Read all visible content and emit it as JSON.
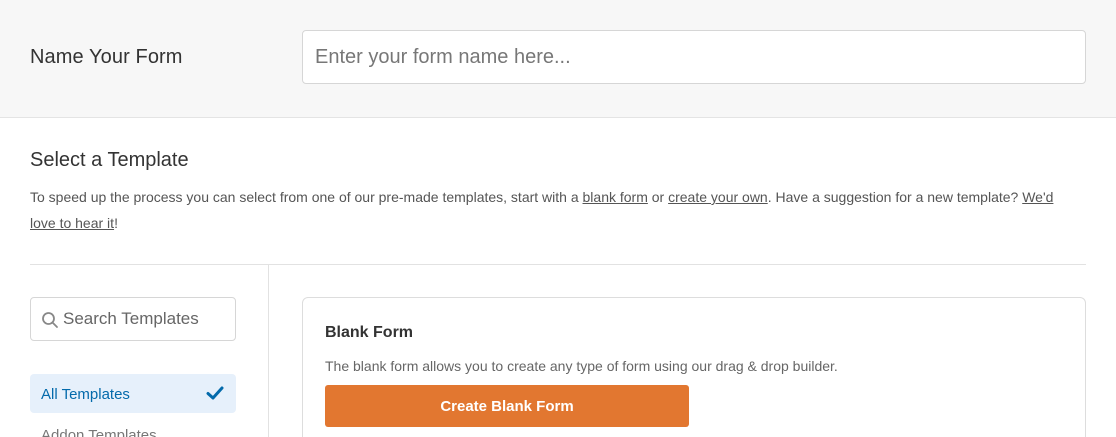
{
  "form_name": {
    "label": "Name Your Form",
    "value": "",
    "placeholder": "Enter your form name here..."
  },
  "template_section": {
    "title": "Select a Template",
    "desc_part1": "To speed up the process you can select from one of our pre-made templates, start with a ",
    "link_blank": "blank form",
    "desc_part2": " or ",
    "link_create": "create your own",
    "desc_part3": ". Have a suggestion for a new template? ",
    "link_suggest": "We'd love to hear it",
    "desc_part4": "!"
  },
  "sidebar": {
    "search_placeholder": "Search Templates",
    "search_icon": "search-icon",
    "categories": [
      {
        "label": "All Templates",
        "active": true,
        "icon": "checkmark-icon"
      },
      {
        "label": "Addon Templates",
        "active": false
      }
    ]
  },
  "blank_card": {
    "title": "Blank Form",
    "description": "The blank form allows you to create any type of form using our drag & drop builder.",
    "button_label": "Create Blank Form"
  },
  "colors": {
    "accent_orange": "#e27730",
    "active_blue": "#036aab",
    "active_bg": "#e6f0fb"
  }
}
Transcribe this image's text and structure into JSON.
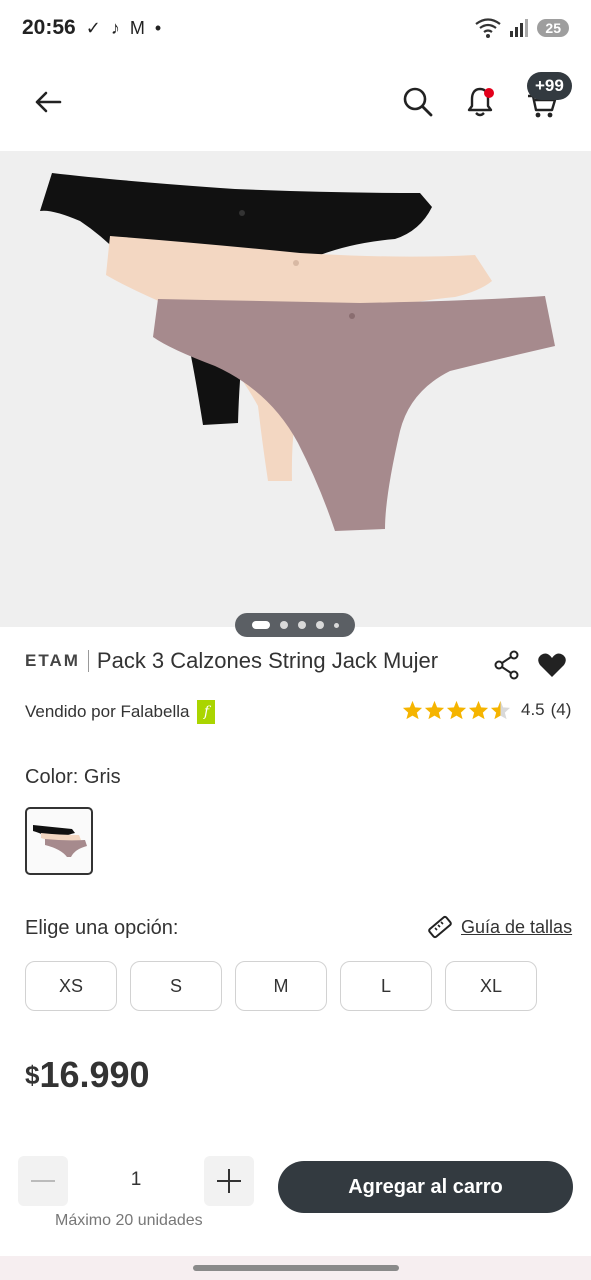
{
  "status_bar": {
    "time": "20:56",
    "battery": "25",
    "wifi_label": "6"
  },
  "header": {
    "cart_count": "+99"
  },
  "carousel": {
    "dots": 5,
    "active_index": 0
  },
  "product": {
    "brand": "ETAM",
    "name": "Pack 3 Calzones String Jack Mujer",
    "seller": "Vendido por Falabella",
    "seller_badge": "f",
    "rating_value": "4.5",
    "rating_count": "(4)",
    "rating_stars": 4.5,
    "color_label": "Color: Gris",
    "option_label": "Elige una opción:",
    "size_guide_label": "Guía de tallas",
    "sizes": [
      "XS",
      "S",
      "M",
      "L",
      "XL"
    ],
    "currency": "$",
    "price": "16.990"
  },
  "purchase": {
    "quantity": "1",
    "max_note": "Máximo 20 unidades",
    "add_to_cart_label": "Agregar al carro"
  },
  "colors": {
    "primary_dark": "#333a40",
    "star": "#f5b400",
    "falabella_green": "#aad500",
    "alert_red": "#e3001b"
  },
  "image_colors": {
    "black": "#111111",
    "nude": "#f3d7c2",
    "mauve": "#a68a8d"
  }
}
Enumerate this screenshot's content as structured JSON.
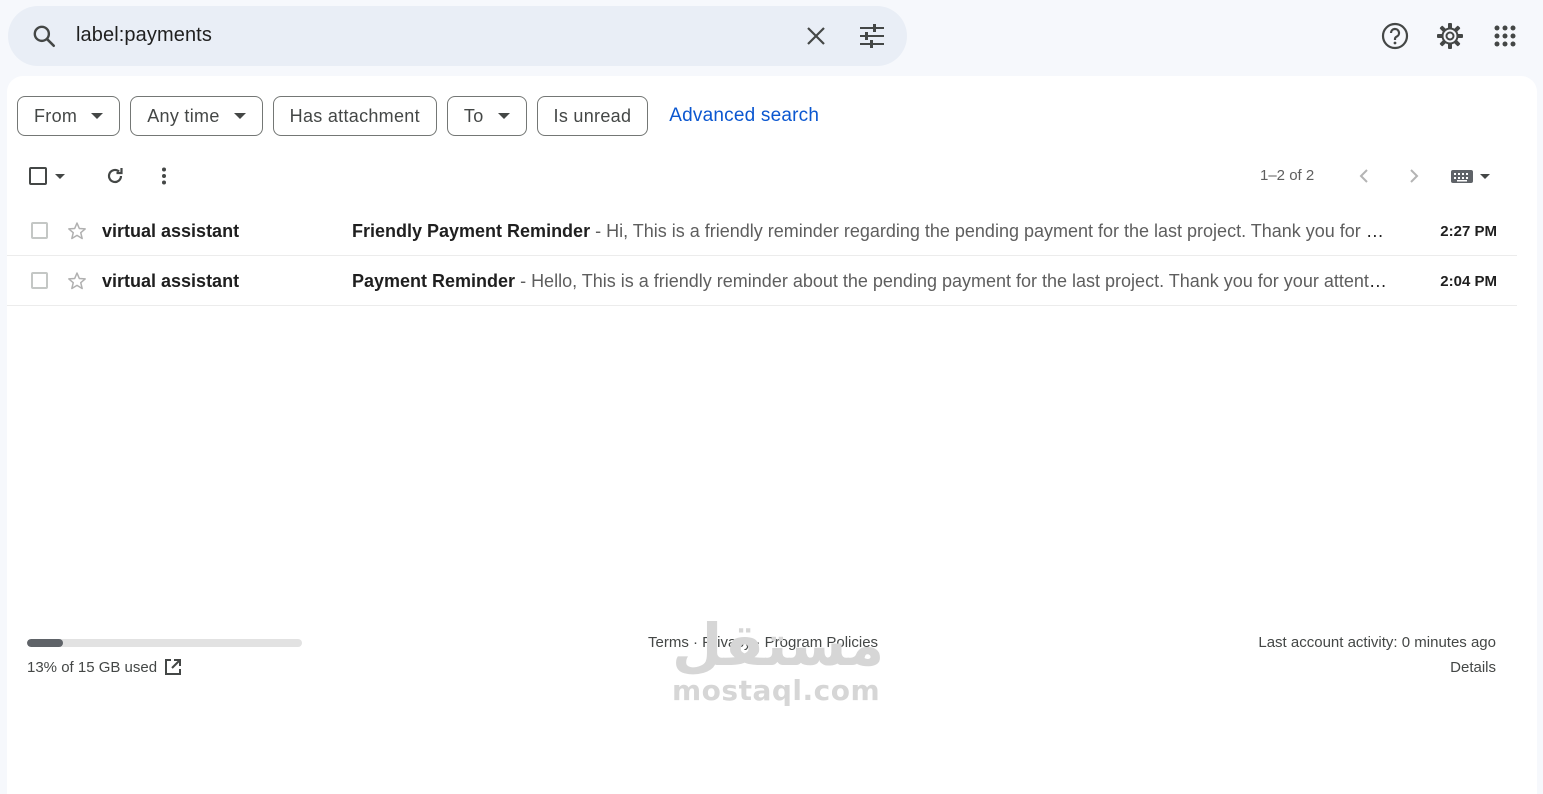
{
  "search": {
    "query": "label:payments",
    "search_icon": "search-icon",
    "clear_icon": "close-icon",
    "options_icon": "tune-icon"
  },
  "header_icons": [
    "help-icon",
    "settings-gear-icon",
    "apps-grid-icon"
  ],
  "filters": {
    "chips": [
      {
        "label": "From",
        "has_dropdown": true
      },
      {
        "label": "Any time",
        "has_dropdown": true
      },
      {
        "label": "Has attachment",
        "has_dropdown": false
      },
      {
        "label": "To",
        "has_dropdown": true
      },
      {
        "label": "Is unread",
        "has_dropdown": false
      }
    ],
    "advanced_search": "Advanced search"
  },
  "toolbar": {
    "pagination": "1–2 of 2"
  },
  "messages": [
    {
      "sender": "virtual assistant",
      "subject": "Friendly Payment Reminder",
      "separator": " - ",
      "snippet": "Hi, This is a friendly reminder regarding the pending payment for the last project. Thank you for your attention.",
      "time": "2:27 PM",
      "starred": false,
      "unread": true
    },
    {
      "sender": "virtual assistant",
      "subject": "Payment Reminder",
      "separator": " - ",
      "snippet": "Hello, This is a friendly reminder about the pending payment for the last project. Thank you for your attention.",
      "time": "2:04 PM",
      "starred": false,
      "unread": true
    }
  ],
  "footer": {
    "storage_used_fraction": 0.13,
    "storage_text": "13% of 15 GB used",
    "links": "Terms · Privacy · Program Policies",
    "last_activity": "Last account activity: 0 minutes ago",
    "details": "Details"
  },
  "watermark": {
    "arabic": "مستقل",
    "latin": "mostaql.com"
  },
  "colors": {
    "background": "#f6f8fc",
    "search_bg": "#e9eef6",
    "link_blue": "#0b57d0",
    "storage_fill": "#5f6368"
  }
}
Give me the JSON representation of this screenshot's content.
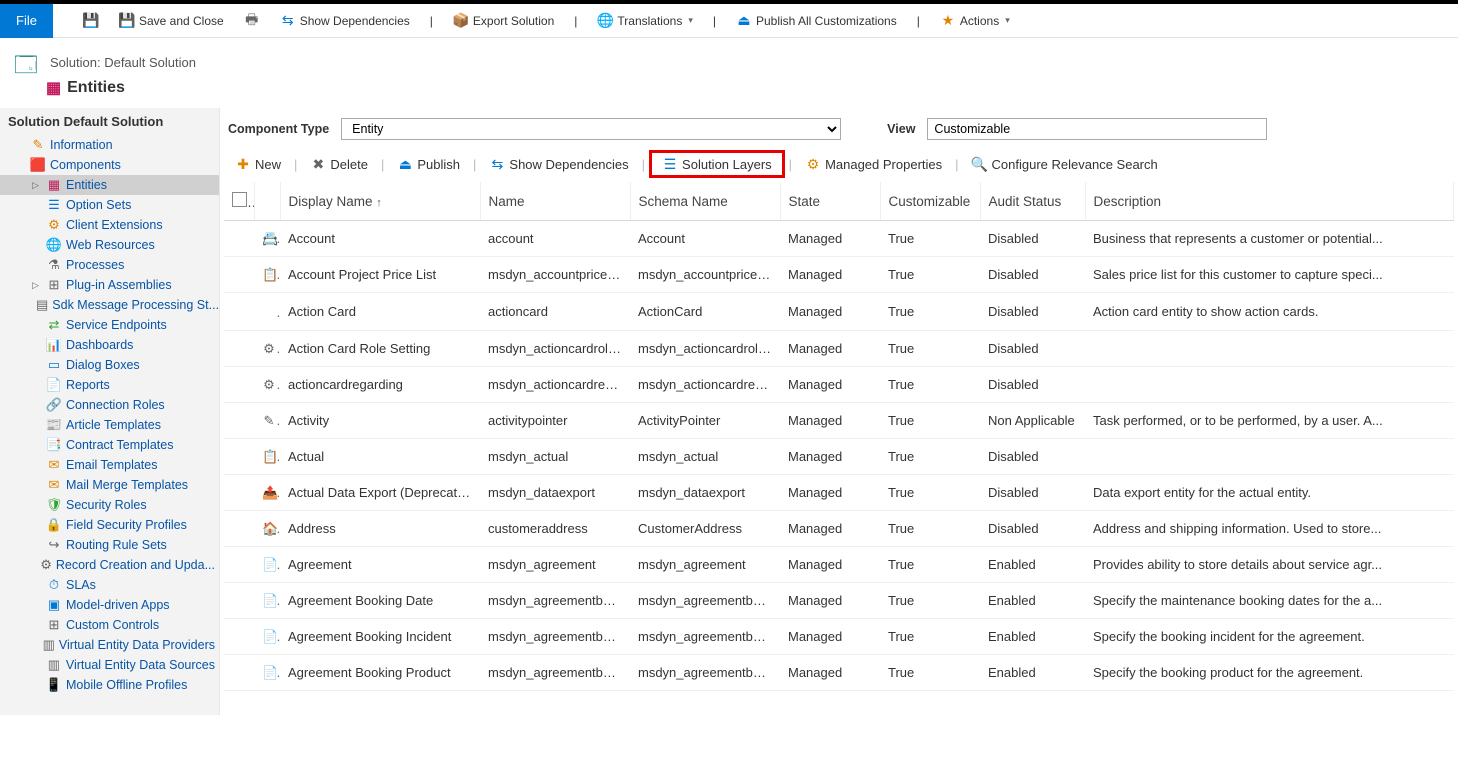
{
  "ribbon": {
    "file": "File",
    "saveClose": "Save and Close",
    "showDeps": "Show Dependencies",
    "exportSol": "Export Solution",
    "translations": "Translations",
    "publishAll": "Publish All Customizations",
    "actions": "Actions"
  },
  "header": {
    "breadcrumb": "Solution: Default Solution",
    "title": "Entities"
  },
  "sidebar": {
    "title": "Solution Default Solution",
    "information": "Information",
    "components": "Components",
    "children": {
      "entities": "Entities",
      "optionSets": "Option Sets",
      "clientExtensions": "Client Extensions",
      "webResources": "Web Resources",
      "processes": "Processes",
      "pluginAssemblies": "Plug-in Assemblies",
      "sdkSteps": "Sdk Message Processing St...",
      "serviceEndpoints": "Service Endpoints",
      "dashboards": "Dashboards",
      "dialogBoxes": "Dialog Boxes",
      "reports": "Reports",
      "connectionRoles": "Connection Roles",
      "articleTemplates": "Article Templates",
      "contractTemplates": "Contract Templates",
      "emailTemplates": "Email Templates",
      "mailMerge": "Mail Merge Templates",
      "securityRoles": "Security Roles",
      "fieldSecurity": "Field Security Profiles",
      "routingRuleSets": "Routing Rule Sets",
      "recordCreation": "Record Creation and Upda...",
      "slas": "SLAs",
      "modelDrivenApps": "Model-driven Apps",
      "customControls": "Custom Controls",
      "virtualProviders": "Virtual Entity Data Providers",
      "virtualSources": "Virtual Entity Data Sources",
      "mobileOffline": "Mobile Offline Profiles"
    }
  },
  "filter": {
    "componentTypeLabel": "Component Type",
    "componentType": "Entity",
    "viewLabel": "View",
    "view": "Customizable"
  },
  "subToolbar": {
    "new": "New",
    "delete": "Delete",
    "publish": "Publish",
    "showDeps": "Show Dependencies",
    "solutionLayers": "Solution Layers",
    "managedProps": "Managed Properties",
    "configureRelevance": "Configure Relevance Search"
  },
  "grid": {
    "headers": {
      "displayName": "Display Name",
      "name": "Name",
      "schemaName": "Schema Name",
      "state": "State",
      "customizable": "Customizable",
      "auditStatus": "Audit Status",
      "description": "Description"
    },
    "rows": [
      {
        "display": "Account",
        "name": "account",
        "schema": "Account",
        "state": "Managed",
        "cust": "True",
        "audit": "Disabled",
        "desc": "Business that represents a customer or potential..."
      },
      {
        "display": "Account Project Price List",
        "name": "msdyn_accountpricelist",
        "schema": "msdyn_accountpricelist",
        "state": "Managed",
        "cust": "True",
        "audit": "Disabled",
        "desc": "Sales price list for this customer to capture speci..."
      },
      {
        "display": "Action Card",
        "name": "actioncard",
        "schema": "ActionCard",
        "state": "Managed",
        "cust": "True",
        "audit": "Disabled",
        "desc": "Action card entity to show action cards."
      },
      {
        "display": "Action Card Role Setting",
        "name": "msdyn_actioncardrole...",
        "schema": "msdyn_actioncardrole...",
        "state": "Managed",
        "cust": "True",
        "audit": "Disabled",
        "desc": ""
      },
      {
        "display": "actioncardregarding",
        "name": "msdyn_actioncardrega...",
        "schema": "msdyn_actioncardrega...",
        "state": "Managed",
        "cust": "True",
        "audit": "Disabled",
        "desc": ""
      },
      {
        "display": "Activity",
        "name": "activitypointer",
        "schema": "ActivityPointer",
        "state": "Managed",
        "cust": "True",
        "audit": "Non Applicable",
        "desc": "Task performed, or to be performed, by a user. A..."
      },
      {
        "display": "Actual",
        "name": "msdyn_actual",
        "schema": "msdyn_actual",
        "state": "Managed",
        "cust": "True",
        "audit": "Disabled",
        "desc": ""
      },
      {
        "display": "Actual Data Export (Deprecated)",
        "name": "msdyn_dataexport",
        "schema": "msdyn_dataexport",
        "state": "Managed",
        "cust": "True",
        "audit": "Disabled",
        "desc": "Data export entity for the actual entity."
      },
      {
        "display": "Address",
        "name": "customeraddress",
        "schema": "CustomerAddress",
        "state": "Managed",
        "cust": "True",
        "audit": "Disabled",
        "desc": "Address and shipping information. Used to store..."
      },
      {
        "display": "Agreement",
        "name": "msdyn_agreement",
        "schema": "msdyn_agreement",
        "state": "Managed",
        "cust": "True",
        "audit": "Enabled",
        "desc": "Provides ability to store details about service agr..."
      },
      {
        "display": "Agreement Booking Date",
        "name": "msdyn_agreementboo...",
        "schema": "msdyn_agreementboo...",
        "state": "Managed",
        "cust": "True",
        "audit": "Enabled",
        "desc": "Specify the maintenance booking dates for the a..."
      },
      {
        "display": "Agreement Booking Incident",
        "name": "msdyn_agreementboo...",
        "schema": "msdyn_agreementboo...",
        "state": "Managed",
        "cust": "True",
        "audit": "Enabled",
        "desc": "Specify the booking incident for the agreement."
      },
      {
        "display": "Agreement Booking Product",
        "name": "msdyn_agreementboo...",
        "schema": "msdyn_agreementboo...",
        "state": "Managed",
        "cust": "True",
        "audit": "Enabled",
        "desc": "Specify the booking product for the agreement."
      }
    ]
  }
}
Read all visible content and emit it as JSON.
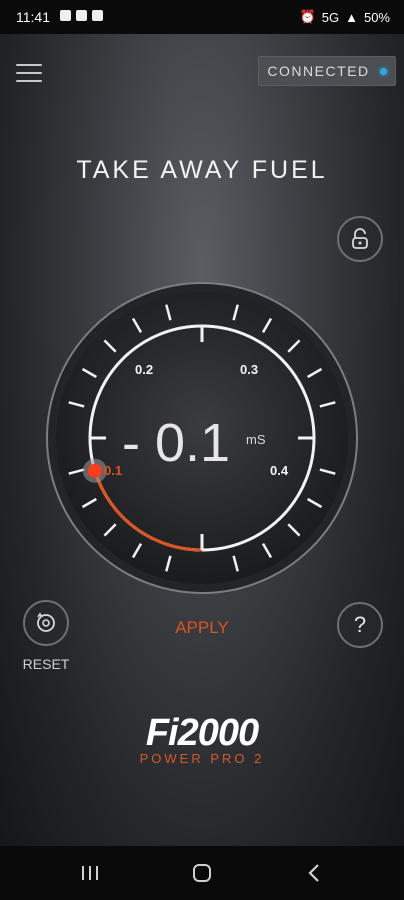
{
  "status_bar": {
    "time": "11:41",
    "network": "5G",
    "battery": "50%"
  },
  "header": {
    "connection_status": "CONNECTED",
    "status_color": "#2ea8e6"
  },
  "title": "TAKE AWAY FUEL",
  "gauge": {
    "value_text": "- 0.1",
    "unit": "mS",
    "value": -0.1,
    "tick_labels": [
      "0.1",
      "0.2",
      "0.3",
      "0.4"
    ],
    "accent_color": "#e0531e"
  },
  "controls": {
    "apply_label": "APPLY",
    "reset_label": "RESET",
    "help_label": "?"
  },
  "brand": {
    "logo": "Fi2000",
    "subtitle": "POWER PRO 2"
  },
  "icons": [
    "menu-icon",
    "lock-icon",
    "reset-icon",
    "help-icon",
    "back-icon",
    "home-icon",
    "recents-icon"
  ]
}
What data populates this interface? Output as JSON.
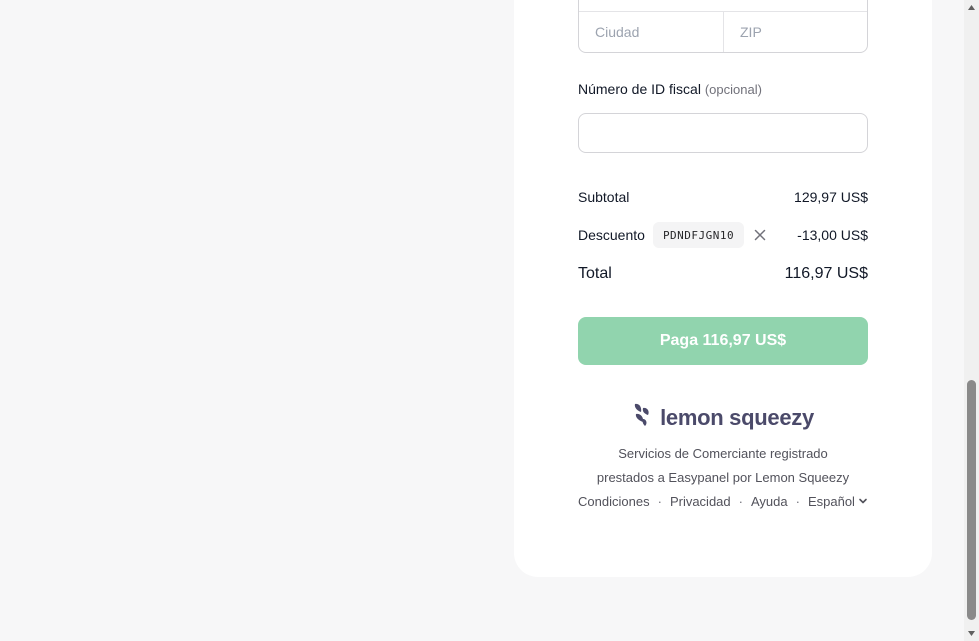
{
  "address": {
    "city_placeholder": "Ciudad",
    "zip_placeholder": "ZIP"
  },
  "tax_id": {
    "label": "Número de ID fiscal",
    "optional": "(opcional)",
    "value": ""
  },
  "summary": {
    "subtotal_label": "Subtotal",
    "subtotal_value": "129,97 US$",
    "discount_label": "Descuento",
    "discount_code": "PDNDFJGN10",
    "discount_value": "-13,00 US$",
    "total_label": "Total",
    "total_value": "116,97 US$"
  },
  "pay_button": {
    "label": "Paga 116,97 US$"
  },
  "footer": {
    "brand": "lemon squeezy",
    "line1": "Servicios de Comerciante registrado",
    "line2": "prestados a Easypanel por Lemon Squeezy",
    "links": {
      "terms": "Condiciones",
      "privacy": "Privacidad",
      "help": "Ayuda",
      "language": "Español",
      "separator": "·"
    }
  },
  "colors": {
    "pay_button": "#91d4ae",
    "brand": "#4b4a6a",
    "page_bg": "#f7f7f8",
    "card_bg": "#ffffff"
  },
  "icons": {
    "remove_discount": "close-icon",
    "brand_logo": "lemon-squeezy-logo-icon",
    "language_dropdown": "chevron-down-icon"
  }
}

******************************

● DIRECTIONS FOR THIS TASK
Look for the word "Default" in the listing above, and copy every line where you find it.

● ANSWER BOX
    "breadcrumb": "Solution: Default Solution",
    "title": "Solution Default Solution",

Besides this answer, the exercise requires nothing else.